3 Important Health IT Priorities For Natural Disaster PreparednessNovember 19, 2012
Responding to disasters is something every healthcare institution needs to be ready for. From hurricanes to snowstorms to wildfires, having a plan in place and technology to back it up is critical to an effective response.
During these times of crisis many simple things, such as contacting relatives of patients or ordering crucial supplies can become major headaches if an adequate plan is not arranged beforehand. As many healthcare centers employ a higher than average concentration of IT equipment, there are certain ways they can leverage them to cope with disasters- and things they must do to safeguard their technology as well.
Here are 3 important priorities for HIT in disaster scenarios that healthcare organizations should consider and ways it can be useful and things to be concerned about:
1. On-site safety. “We had some pretty significant Rhode Island floods,” says Detjen, referring to Hurricane Irene hurricane. “Pretty significant losses in terms of IT that was on the ground floor where there was flooding that went up to the 2nd floor. There was a six month, very expensive process to rebuild all that.” Detjen says healthcare providers need to think about where their IT assets are and how they are protected. Is data and source code backed up? Detjen says that many major facilities have their “basic IT discipline covered,” but that smaller ambulatory care facilities may not have standards and practices as strict. He says it is a “fuzzy area. Who is responsible for the IT? Who is responsible for making sure that data is backed up?”
2. Off-site data. “What do you do if your power is out? If your ISP is down and you’re using a cloud based provider, how do you deal with that?” asks Detjen. Although storing data and running applications in the cloud can be a major efficiency booster and cost cutter, being without access to it can cripple any practice, small or large. Low tech can come to the rescue, says Detjen. “Are you printing patient schedules for next week? Printing patient summaries? It’s something they should have been thinking about last week.”
3. Accessibility. When it comes to IT and the cloud, it’s not all doom and gloom. In fact, there are many ways high-tech solutions can be invaluable during and after a crisis. EHRs enable health providers to quickly share and access the information for patients. Hospitals and emergency responders can communicate and coordinate on a very detailed level.
“If a hospital has a health insurance exchange in place, if they have longitudinal patient records around those exchanges, or a data warehouse, those can be extremely valuable in terms of accessing patient information and making it available” to healthcare providers, says Detjen. Gaining access to these technologies can range from emergency portable cell towers, like the kind provided by disaster relief organizations, to “a more low-tech solution,” he adds. “With the advent and prevalence of 3G, you can tether your phone to a computer to reach an EHR. That can be extremely valuable if you’ve got all of your info stored in the cloud.”

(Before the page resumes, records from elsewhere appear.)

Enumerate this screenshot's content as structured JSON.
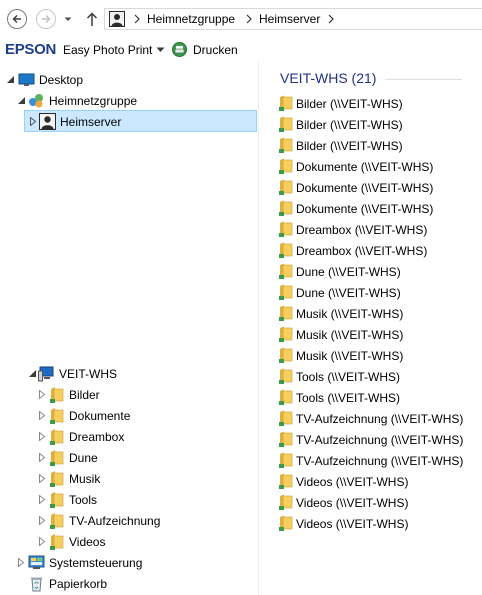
{
  "address_bar": {
    "breadcrumbs": [
      "Heimnetzgruppe",
      "Heimserver"
    ]
  },
  "command_bar": {
    "brand": "EPSON",
    "easy_photo_print": "Easy Photo Print",
    "print_label": "Drucken"
  },
  "nav_tree": {
    "desktop": "Desktop",
    "homegroup": "Heimnetzgruppe",
    "heimserver": "Heimserver",
    "computer": "VEIT-WHS",
    "folders": [
      "Bilder",
      "Dokumente",
      "Dreambox",
      "Dune",
      "Musik",
      "Tools",
      "TV-Aufzeichnung",
      "Videos"
    ],
    "control_panel": "Systemsteuerung",
    "recycle_bin": "Papierkorb"
  },
  "content": {
    "group_title": "VEIT-WHS (21)",
    "items": [
      "Bilder (\\\\VEIT-WHS)",
      "Bilder (\\\\VEIT-WHS)",
      "Bilder (\\\\VEIT-WHS)",
      "Dokumente (\\\\VEIT-WHS)",
      "Dokumente (\\\\VEIT-WHS)",
      "Dokumente (\\\\VEIT-WHS)",
      "Dreambox (\\\\VEIT-WHS)",
      "Dreambox (\\\\VEIT-WHS)",
      "Dune (\\\\VEIT-WHS)",
      "Dune (\\\\VEIT-WHS)",
      "Musik (\\\\VEIT-WHS)",
      "Musik (\\\\VEIT-WHS)",
      "Musik (\\\\VEIT-WHS)",
      "Tools (\\\\VEIT-WHS)",
      "Tools (\\\\VEIT-WHS)",
      "TV-Aufzeichnung (\\\\VEIT-WHS)",
      "TV-Aufzeichnung (\\\\VEIT-WHS)",
      "TV-Aufzeichnung (\\\\VEIT-WHS)",
      "Videos (\\\\VEIT-WHS)",
      "Videos (\\\\VEIT-WHS)",
      "Videos (\\\\VEIT-WHS)"
    ]
  },
  "colors": {
    "selection_bg": "#cce8ff",
    "selection_border": "#99d1ff",
    "group_title": "#1e3287",
    "epson_blue": "#1e3d8f",
    "folder_yellow": "#f6cf5e"
  },
  "icons": {
    "back": "back-arrow-icon",
    "forward": "forward-arrow-icon",
    "up": "up-arrow-icon",
    "folder": "shared-folder-icon",
    "print": "print-icon"
  }
}
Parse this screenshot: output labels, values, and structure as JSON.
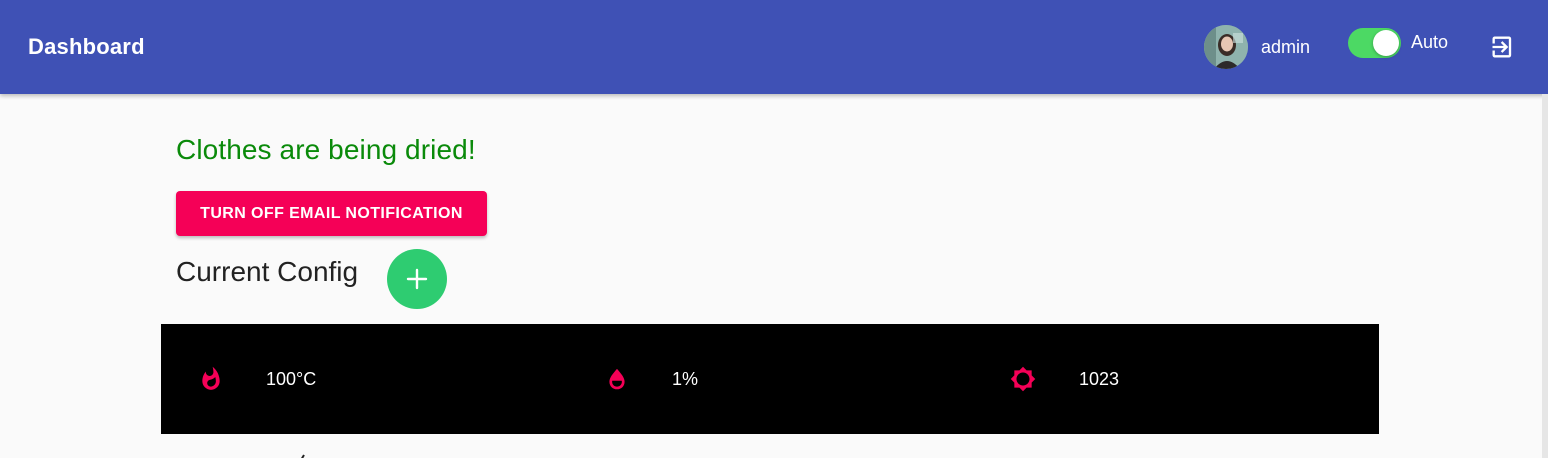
{
  "header": {
    "title": "Dashboard",
    "username": "admin",
    "auto_label": "Auto",
    "auto_enabled": true,
    "background_color": "#3f51b5"
  },
  "main": {
    "status_message": "Clothes are being dried!",
    "status_color": "#0a8a0a",
    "email_button_label": "TURN OFF EMAIL NOTIFICATION",
    "email_button_color": "#f50057",
    "section_title": "Current Config",
    "add_button_icon": "plus-icon",
    "add_button_color": "#2ecc71"
  },
  "config": {
    "items": [
      {
        "icon": "flame-icon",
        "value": "100°C"
      },
      {
        "icon": "water-drop-icon",
        "value": "1%"
      },
      {
        "icon": "sun-icon",
        "value": "1023"
      }
    ],
    "icon_color": "#f50057"
  }
}
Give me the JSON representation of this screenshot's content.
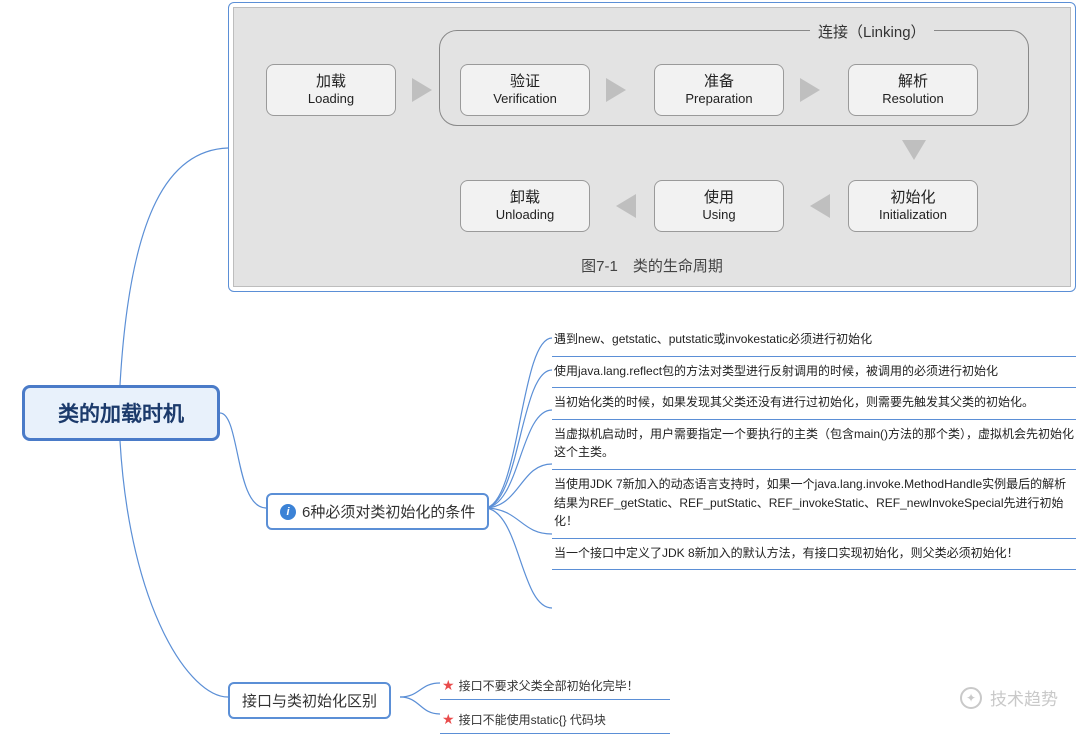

Article written by Benjamin Harris, New Media Producer, Healthcare IT News